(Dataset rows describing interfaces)
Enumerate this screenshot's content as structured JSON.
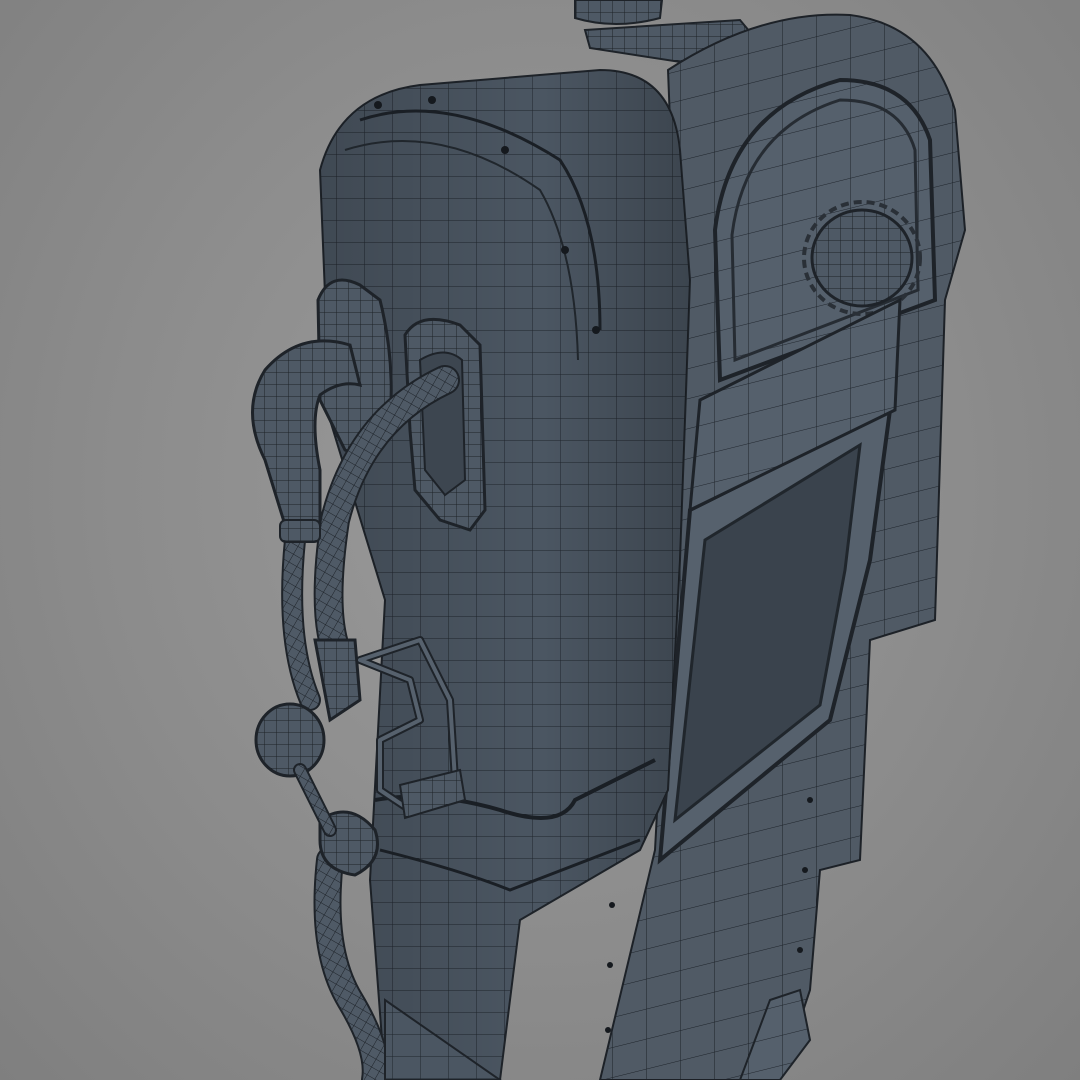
{
  "scene": {
    "subject": "wireframe-gas-pump",
    "background_color": "#8c8c8c",
    "mesh_fill_color": "#4a5561",
    "mesh_shade_color": "#3b444e",
    "wire_color": "#1e2329",
    "display_glass_color": "#3a434d"
  }
}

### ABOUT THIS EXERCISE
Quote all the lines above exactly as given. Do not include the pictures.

### YOUR SOLUTION
Enumerate this screenshot's content as structured JSON.
{
  "scene": {
    "subject": "wireframe-gas-pump",
    "background_color": "#8c8c8c",
    "mesh_fill_color": "#4a5561",
    "mesh_shade_color": "#3b444e",
    "wire_color": "#1e2329",
    "display_glass_color": "#3a434d"
  }
}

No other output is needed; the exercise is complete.